Start of Block
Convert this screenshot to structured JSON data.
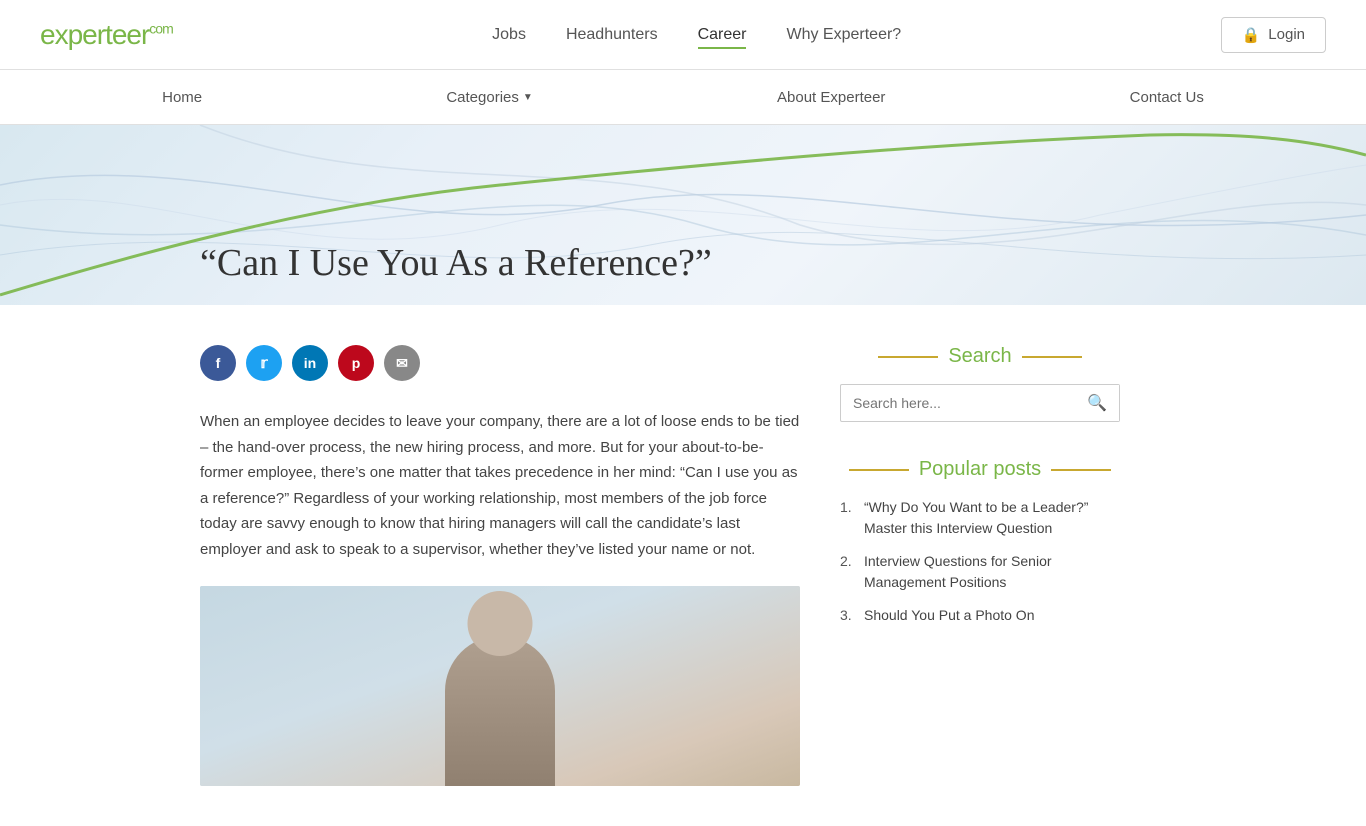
{
  "logo": {
    "text_main": "experteer",
    "text_super": "com"
  },
  "top_nav": {
    "links": [
      {
        "label": "Jobs",
        "active": false
      },
      {
        "label": "Headhunters",
        "active": false
      },
      {
        "label": "Career",
        "active": true
      },
      {
        "label": "Why Experteer?",
        "active": false
      }
    ],
    "login_label": "Login"
  },
  "secondary_nav": {
    "links": [
      {
        "label": "Home"
      },
      {
        "label": "Categories",
        "has_dropdown": true
      },
      {
        "label": "About Experteer"
      },
      {
        "label": "Contact Us"
      }
    ]
  },
  "article": {
    "title": "“Can I Use You As a Reference?”",
    "body": "When an employee decides to leave your company, there are a lot of loose ends to be tied – the hand-over process, the new hiring process, and more. But for your about-to-be-former employee, there’s one matter that takes precedence in her mind: “Can I use you as a reference?” Regardless of your working relationship, most members of the job force today are savvy enough to know that hiring managers will call the candidate’s last employer and ask to speak to a supervisor, whether they’ve listed your name or not."
  },
  "social": {
    "facebook": "f",
    "twitter": "t",
    "linkedin": "in",
    "pinterest": "p",
    "email": "✉"
  },
  "sidebar": {
    "search_title": "Search",
    "search_placeholder": "Search here...",
    "popular_title": "Popular posts",
    "popular_posts": [
      {
        "number": "1.",
        "text": "“Why Do You Want to be a Leader?” Master this Interview Question"
      },
      {
        "number": "2.",
        "text": "Interview Questions for Senior Management Positions"
      },
      {
        "number": "3.",
        "text": "Should You Put a Photo On"
      }
    ]
  }
}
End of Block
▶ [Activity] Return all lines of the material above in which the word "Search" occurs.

▶ [Answer to this problem]
    "search_title": "Search",
    "search_placeholder": "Search here...",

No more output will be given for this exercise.